Hundreds of people gathered in Chicago to protest the fatal police shootings of Philando Castile and Alton Sterling, briefly blocking traffic on the Dan Ryan Expressway during the evening rush hour.
Roughly 400 people marched at 51st and Wentworth on the city's South Side beginning around 6 p.m. in a demonstration organized by Black Lives Matter. The march continued to the outbound Dan Ryan Expressway, blocking traffic at exit 57. Lanes of the expressway were reportedly closed between 47th Street and Garfield Boulevard, but protesters were said to be moving off just before 7 p.m.
"It sucks to have a traffic jam but it also sucks to lose a son, a daughter or father or mother," said protester Mereya Goetzinger.
Marchers held signs that read "Justice for Alton and Philando Now" and "No safe haven for killer cops."
"I want justice and I'm tired of the stories," said protester Kyla Peck.
Chicago's Rev. Jesse Jackson Sr. earlier urged for calm but also called for “mass disciplined marches” across the country in response to the fatal police shootings.
"To be silent...silence would be consent," Jackson, founder and president of the Rainbow PUSH Coalition, said Thursday. "There must be marches around the nation."
"The extent to which black people ever got any rights is the extent to which we organize and fight for them," said protester Peta Lindsay.
Castile, 32, was killed Wednesday night in a suburb of St. Paul, Minnesota during a traffic stop. His girlfriend, who recorded the aftermath of the shooting, said Castile did “nothing but what the police officer asked of us, which was to put your hands in the air and get your license and registration.”
Reynolds told reporters Thursday the couple and her daughter had gone shopping and Castile had just been to the barber for his upcoming birthday when a St. Anthony cop pulled them over.
Reynolds said the officer asked them to put their hands in the air, and they complied. The officer then asked Castile, who was driving, for his identification.
She said he kept it in a wallet in a right-back pants pocket.
"As he's reaching, he lets the officer know, 'I have a firearm on me,'" Reynolds said, adding that he was licensed to carry and "nothing in his body said intimidation."
That's when the officer, she said, drew his weapon and fired off up to five shots at Castile, ordering, "Don't move, don't move."
Speaking to reporters on Thursday, Minnesota Gov. Mark Dayton said he was "shocked and deeply, deeply offended" that an incident like this took place in Minnesota. He said the officer's response was "way in excess" for a traffic stop.
Dayton said the investigation will be handled by the Bureau of Criminal Apprehension — a branch of the Minnesota Department of Public Safety.

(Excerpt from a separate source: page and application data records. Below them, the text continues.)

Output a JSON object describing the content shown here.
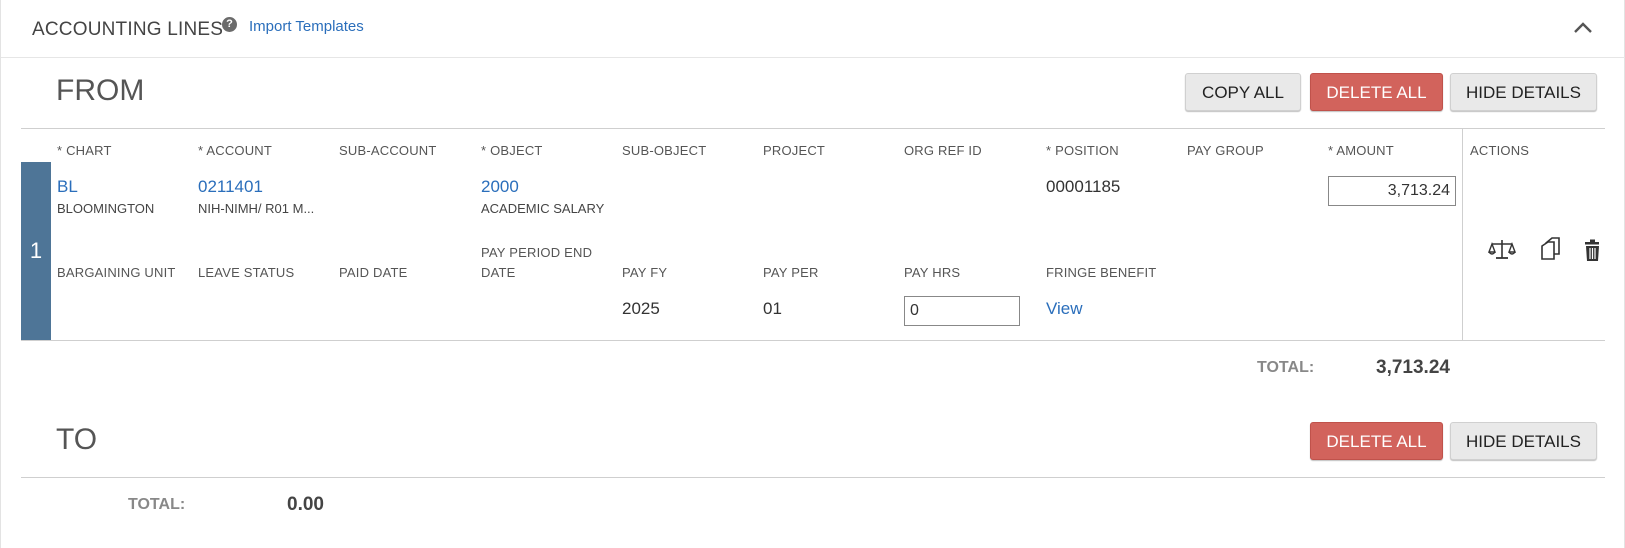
{
  "header": {
    "title": "ACCOUNTING LINES",
    "help_icon": "?",
    "import_link": "Import Templates"
  },
  "from": {
    "title": "FROM",
    "buttons": {
      "copy_all": "COPY ALL",
      "delete_all": "DELETE ALL",
      "hide_details": "HIDE DETAILS"
    },
    "columns": {
      "chart": "* CHART",
      "account": "* ACCOUNT",
      "sub_account": "SUB-ACCOUNT",
      "object": "* OBJECT",
      "sub_object": "SUB-OBJECT",
      "project": "PROJECT",
      "org_ref_id": "ORG REF ID",
      "position": "* POSITION",
      "pay_group": "PAY GROUP",
      "amount": "* AMOUNT",
      "actions": "ACTIONS"
    },
    "detail_columns": {
      "bargaining_unit": "BARGAINING UNIT",
      "leave_status": "LEAVE STATUS",
      "paid_date": "PAID DATE",
      "pay_period_end_1": "PAY PERIOD END",
      "pay_period_end_2": "DATE",
      "pay_fy": "PAY FY",
      "pay_per": "PAY PER",
      "pay_hrs": "PAY HRS",
      "fringe_benefit": "FRINGE BENEFIT"
    },
    "row": {
      "number": "1",
      "chart": "BL",
      "chart_desc": "BLOOMINGTON",
      "account": "0211401",
      "account_desc": "NIH-NIMH/ R01 M...",
      "object": "2000",
      "object_desc": "ACADEMIC SALARY",
      "position": "00001185",
      "amount": "3,713.24",
      "pay_fy": "2025",
      "pay_per": "01",
      "pay_hrs": "0",
      "fringe_benefit": "View"
    },
    "total_label": "TOTAL:",
    "total_value": "3,713.24"
  },
  "to": {
    "title": "TO",
    "buttons": {
      "delete_all": "DELETE ALL",
      "hide_details": "HIDE DETAILS"
    },
    "total_label": "TOTAL:",
    "total_value": "0.00"
  },
  "icons": {
    "balance": "balance-scale-icon",
    "copy": "copy-icon",
    "delete": "trash-icon",
    "collapse": "chevron-up-icon"
  },
  "colors": {
    "link": "#2a6ebb",
    "danger": "#d2635c",
    "row_marker": "#4e7597"
  }
}
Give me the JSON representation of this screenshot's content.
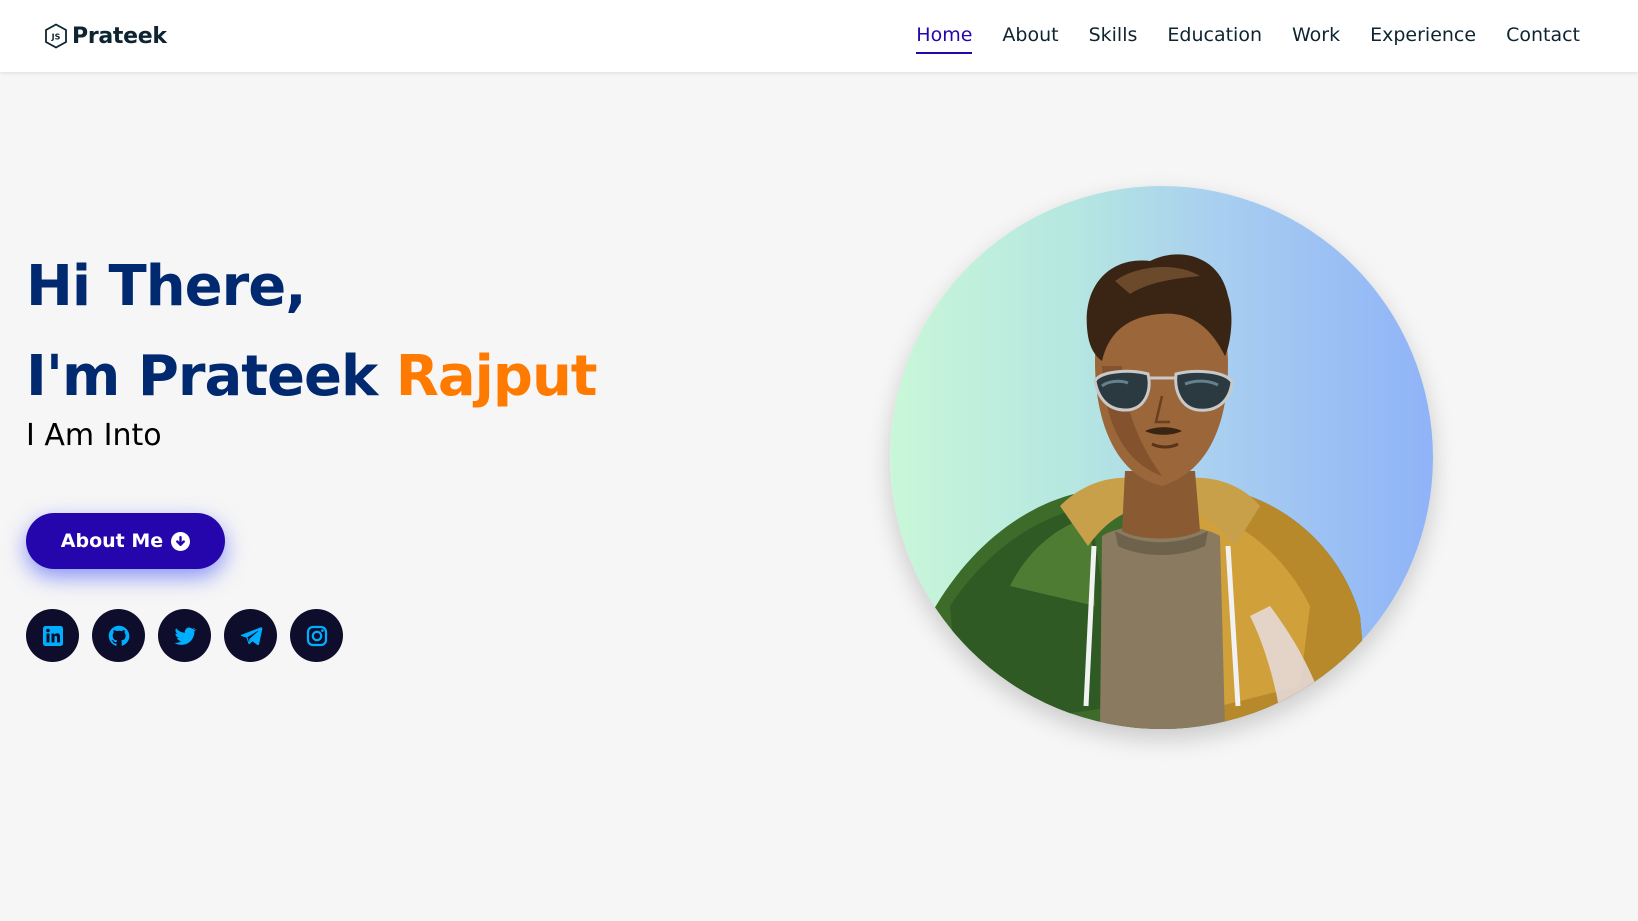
{
  "brand": {
    "name": "Prateek",
    "logo_icon": "js-hexagon-icon"
  },
  "nav": {
    "items": [
      {
        "label": "Home",
        "active": true
      },
      {
        "label": "About",
        "active": false
      },
      {
        "label": "Skills",
        "active": false
      },
      {
        "label": "Education",
        "active": false
      },
      {
        "label": "Work",
        "active": false
      },
      {
        "label": "Experience",
        "active": false
      },
      {
        "label": "Contact",
        "active": false
      }
    ]
  },
  "hero": {
    "greeting": "Hi There,",
    "name_prefix": "I'm Prateek ",
    "name_accent": "Rajput",
    "subtitle": "I Am Into",
    "button_label": "About Me",
    "button_icon": "arrow-circle-down-icon"
  },
  "socials": [
    {
      "name": "linkedin-icon"
    },
    {
      "name": "github-icon"
    },
    {
      "name": "twitter-icon"
    },
    {
      "name": "telegram-icon"
    },
    {
      "name": "instagram-icon"
    }
  ],
  "colors": {
    "primary": "#2506ad",
    "heading": "#012970",
    "accent": "#ff7a00",
    "social_bg": "#0e0e2c",
    "social_icon": "#00aeff",
    "background": "#f6f6f6"
  }
}
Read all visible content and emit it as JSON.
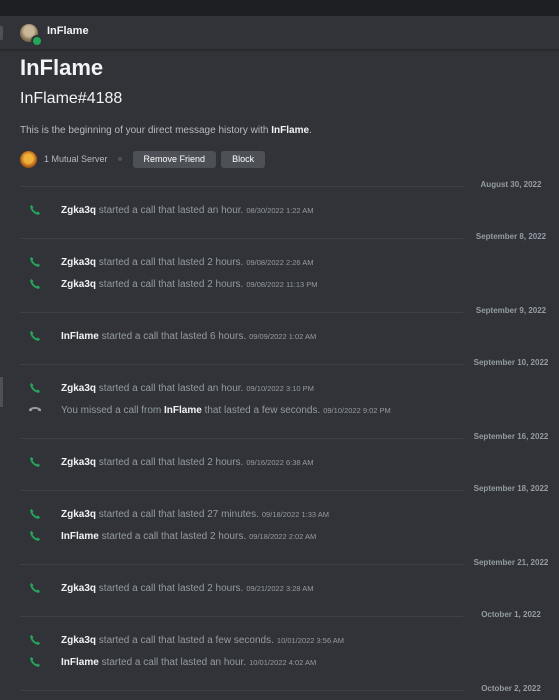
{
  "header": {
    "name": "InFlame"
  },
  "welcome": {
    "title": "InFlame",
    "tag": "InFlame#4188",
    "desc_prefix": "This is the beginning of your direct message history with ",
    "desc_name": "InFlame",
    "desc_suffix": ".",
    "mutual_text": "1 Mutual Server",
    "remove_friend_label": "Remove Friend",
    "block_label": "Block"
  },
  "colors": {
    "accepted_call": "#23a55a",
    "missed_call": "#949ba4",
    "online_status": "#23a55a"
  },
  "dividers": [
    "August 30, 2022",
    "September 8, 2022",
    "September 9, 2022",
    "September 10, 2022",
    "September 16, 2022",
    "September 18, 2022",
    "September 21, 2022",
    "October 1, 2022",
    "October 2, 2022"
  ],
  "calls": [
    {
      "name": "Zgka3q",
      "text": " started a call that lasted an hour.",
      "ts": "08/30/2022 1:22 AM",
      "missed": false,
      "icon": "phone-icon"
    },
    {
      "name": "Zgka3q",
      "text": " started a call that lasted 2 hours.",
      "ts": "09/08/2022 2:26 AM",
      "missed": false,
      "icon": "phone-icon"
    },
    {
      "name": "Zgka3q",
      "text": " started a call that lasted 2 hours.",
      "ts": "09/08/2022 11:13 PM",
      "missed": false,
      "icon": "phone-icon"
    },
    {
      "name": "InFlame",
      "text": " started a call that lasted 6 hours.",
      "ts": "09/09/2022 1:02 AM",
      "missed": false,
      "icon": "phone-icon"
    },
    {
      "name": "Zgka3q",
      "text": " started a call that lasted an hour.",
      "ts": "09/10/2022 3:10 PM",
      "missed": false,
      "icon": "phone-icon"
    },
    {
      "prefix": "You missed a call from ",
      "name": "InFlame",
      "text": " that lasted a few seconds.",
      "ts": "09/10/2022 9:02 PM",
      "missed": true,
      "icon": "missed-call-icon"
    },
    {
      "name": "Zgka3q",
      "text": " started a call that lasted 2 hours.",
      "ts": "09/16/2022 6:38 AM",
      "missed": false,
      "icon": "phone-icon"
    },
    {
      "name": "Zgka3q",
      "text": " started a call that lasted 27 minutes.",
      "ts": "09/18/2022 1:33 AM",
      "missed": false,
      "icon": "phone-icon"
    },
    {
      "name": "InFlame",
      "text": " started a call that lasted 2 hours.",
      "ts": "09/18/2022 2:02 AM",
      "missed": false,
      "icon": "phone-icon"
    },
    {
      "name": "Zgka3q",
      "text": " started a call that lasted 2 hours.",
      "ts": "09/21/2022 3:28 AM",
      "missed": false,
      "icon": "phone-icon"
    },
    {
      "name": "Zgka3q",
      "text": " started a call that lasted a few seconds.",
      "ts": "10/01/2022 3:56 AM",
      "missed": false,
      "icon": "phone-icon"
    },
    {
      "name": "InFlame",
      "text": " started a call that lasted an hour.",
      "ts": "10/01/2022 4:02 AM",
      "missed": false,
      "icon": "phone-icon"
    }
  ]
}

The agency will work closely with federal officials who will monitor the investigation, he said.
It's the second police-involved shooting of a black man to gain nationwide attention in as many days.
Sterling was killed by police during a confrontation at a convenience store in Baton Rouge, Louisiana. His death all caught on camera, with footage appearing to show the 37-year-old being tackled and shot as two cops pin him to the ground. The U.S. Department of Justice said it will investigate that death.
President Obama was "deeply disturbed" by the two shootings, according to a White House spokesman.
Protest organizers are calling for an economic boycott on the Magnificent Mile on July 30.